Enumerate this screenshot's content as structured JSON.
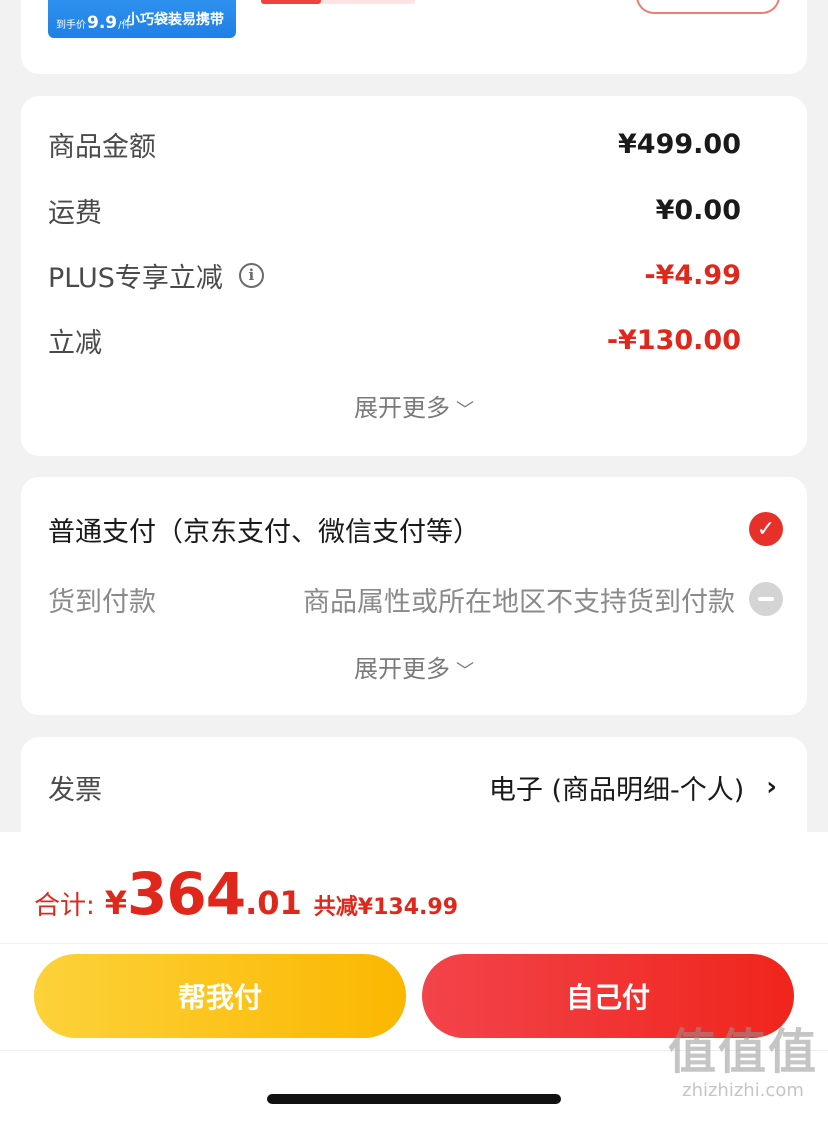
{
  "product": {
    "promo_price_prefix": "到手价",
    "promo_price": "9.9",
    "promo_unit": "/件",
    "promo_tag": "小巧袋装易携带"
  },
  "amount": {
    "rows": [
      {
        "label": "商品金额",
        "value": "¥499.00"
      },
      {
        "label": "运费",
        "value": "¥0.00"
      },
      {
        "label": "PLUS专享立减",
        "value": "-¥4.99"
      },
      {
        "label": "立减",
        "value": "-¥130.00"
      }
    ],
    "expand_label": "展开更多"
  },
  "payment": {
    "normal_label": "普通支付（京东支付、微信支付等）",
    "cod_label": "货到付款",
    "cod_note": "商品属性或所在地区不支持货到付款",
    "expand_label": "展开更多"
  },
  "invoice": {
    "label": "发票",
    "value": "电子 (商品明细-个人)"
  },
  "total": {
    "label": "合计:",
    "yen": "¥",
    "integer": "364",
    "decimal": ".01",
    "saved": "共减¥134.99"
  },
  "buttons": {
    "help_pay": "帮我付",
    "self_pay": "自己付"
  },
  "watermark": {
    "logo": "值值值",
    "url": "zhizhizhi.com"
  },
  "colors": {
    "accent_red": "#e0271b",
    "yellow": "#fbb700",
    "background": "#f2f2f2"
  }
}
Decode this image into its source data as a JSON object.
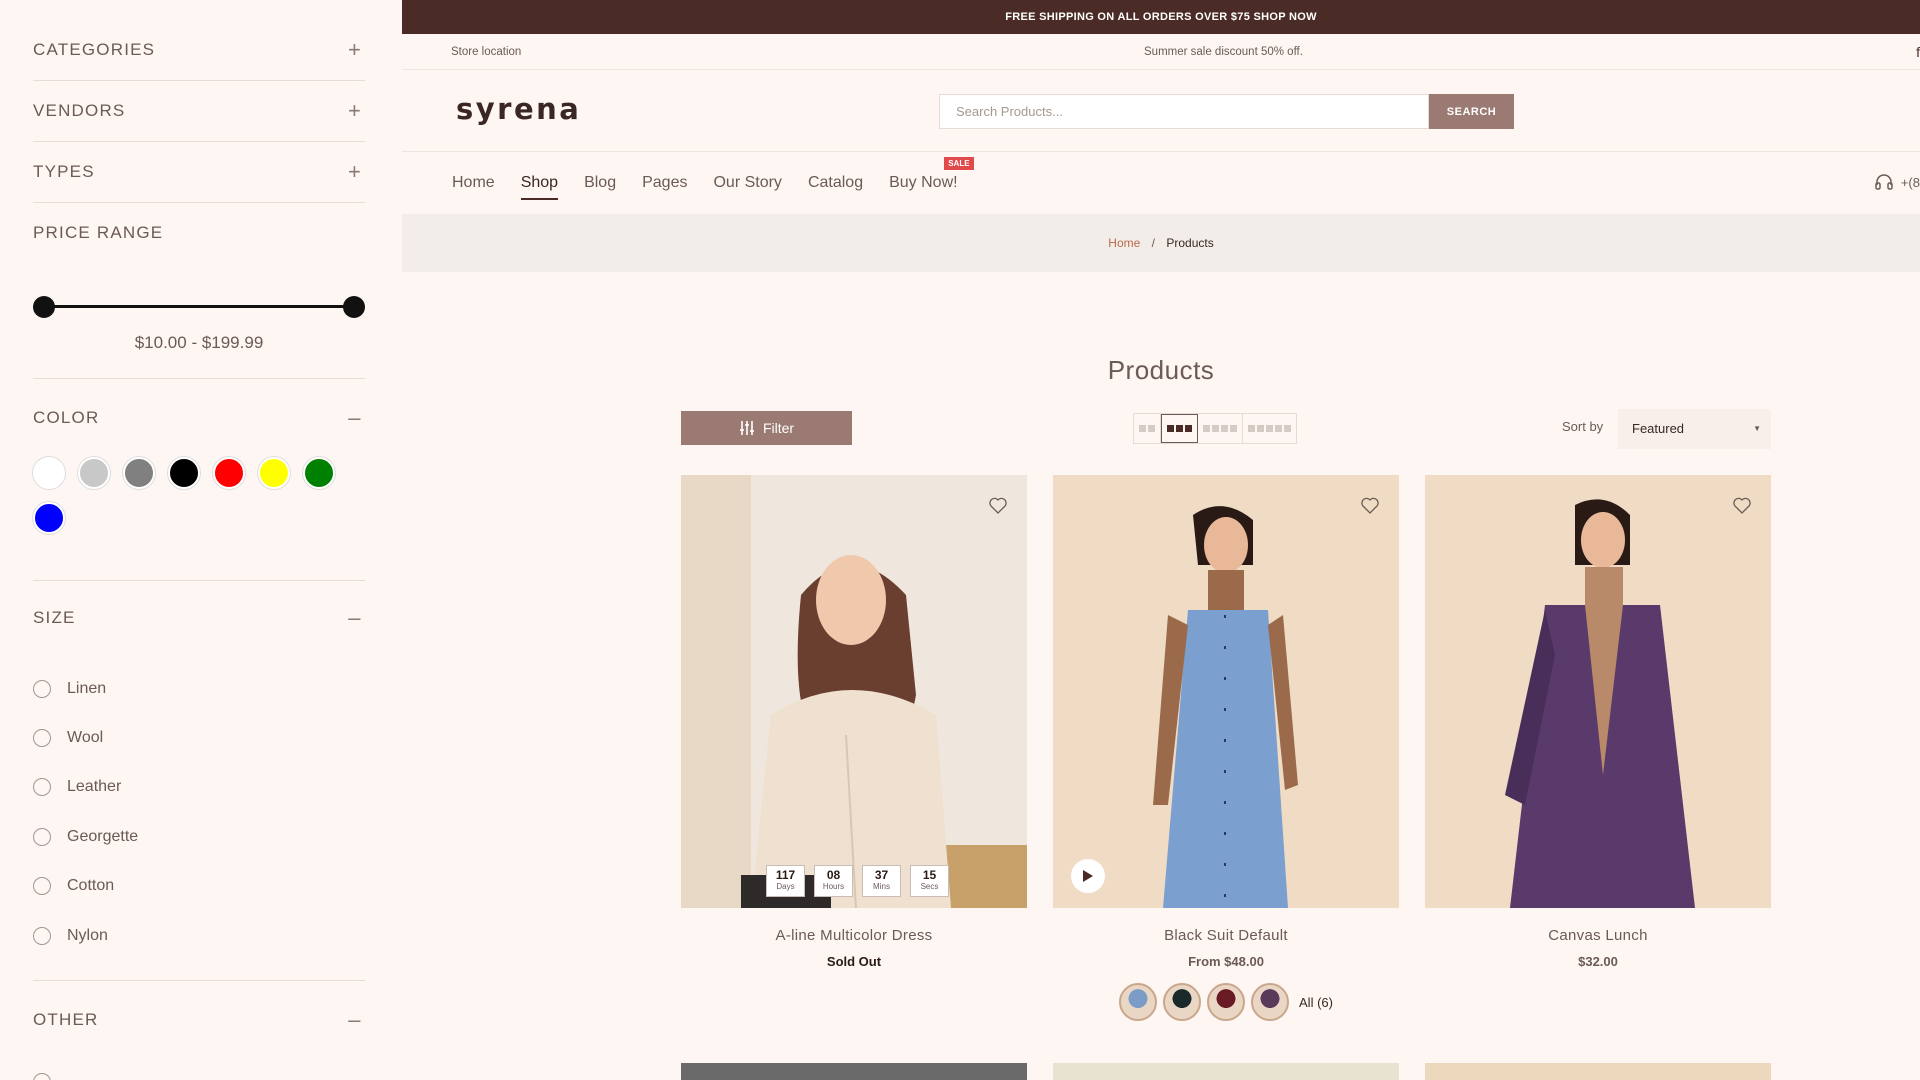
{
  "sidebar": {
    "sections": [
      {
        "label": "CATEGORIES",
        "toggle": "+"
      },
      {
        "label": "VENDORS",
        "toggle": "+"
      },
      {
        "label": "TYPES",
        "toggle": "+"
      }
    ],
    "price": {
      "label": "PRICE RANGE",
      "range": "$10.00 - $199.99",
      "min_fraction": 0.0,
      "max_fraction": 1.0
    },
    "color": {
      "label": "COLOR",
      "toggle": "–",
      "swatches": [
        "#ffffff",
        "#c8c8c8",
        "#808080",
        "#000000",
        "#ff0000",
        "#ffff00",
        "#008000",
        "#0000ff"
      ]
    },
    "size": {
      "label": "SIZE",
      "toggle": "–",
      "items": [
        "Linen",
        "Wool",
        "Leather",
        "Georgette",
        "Cotton",
        "Nylon"
      ]
    },
    "other": {
      "label": "OTHER",
      "toggle": "–"
    }
  },
  "announcement": "FREE SHIPPING ON ALL ORDERS OVER $75 SHOP NOW",
  "infobar": {
    "location": "Store location",
    "promo": "Summer sale discount 50% off.",
    "social_icon": "facebook-icon"
  },
  "header": {
    "logo": "syrena",
    "search_placeholder": "Search Products...",
    "search_button": "SEARCH"
  },
  "nav": {
    "items": [
      "Home",
      "Shop",
      "Blog",
      "Pages",
      "Our Story",
      "Catalog",
      "Buy Now!"
    ],
    "active": "Shop",
    "sale_badge": "SALE",
    "phone": "+(8"
  },
  "breadcrumb": {
    "home": "Home",
    "separator": "/",
    "current": "Products"
  },
  "page_title": "Products",
  "toolbar": {
    "filter_label": "Filter",
    "sort_label": "Sort by",
    "sort_value": "Featured"
  },
  "products": [
    {
      "title": "A-line Multicolor Dress",
      "price": "Sold Out",
      "countdown": [
        {
          "num": "117",
          "label": "Days"
        },
        {
          "num": "08",
          "label": "Hours"
        },
        {
          "num": "37",
          "label": "Mins"
        },
        {
          "num": "15",
          "label": "Secs"
        }
      ]
    },
    {
      "title": "Black Suit Default",
      "price": "From $48.00",
      "variants_label": "All (6)",
      "variant_colors": [
        "#7a9cc6",
        "#1a2a2a",
        "#6a1a25",
        "#5a3a5a"
      ]
    },
    {
      "title": "Canvas Lunch",
      "price": "$32.00"
    }
  ],
  "colors": {
    "brand_dark": "#4a2b26",
    "button": "#9a7a72",
    "background": "#fdf6f3",
    "sale": "#e04a4a"
  }
}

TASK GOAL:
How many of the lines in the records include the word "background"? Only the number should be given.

EXERCISE RESPONSE:
2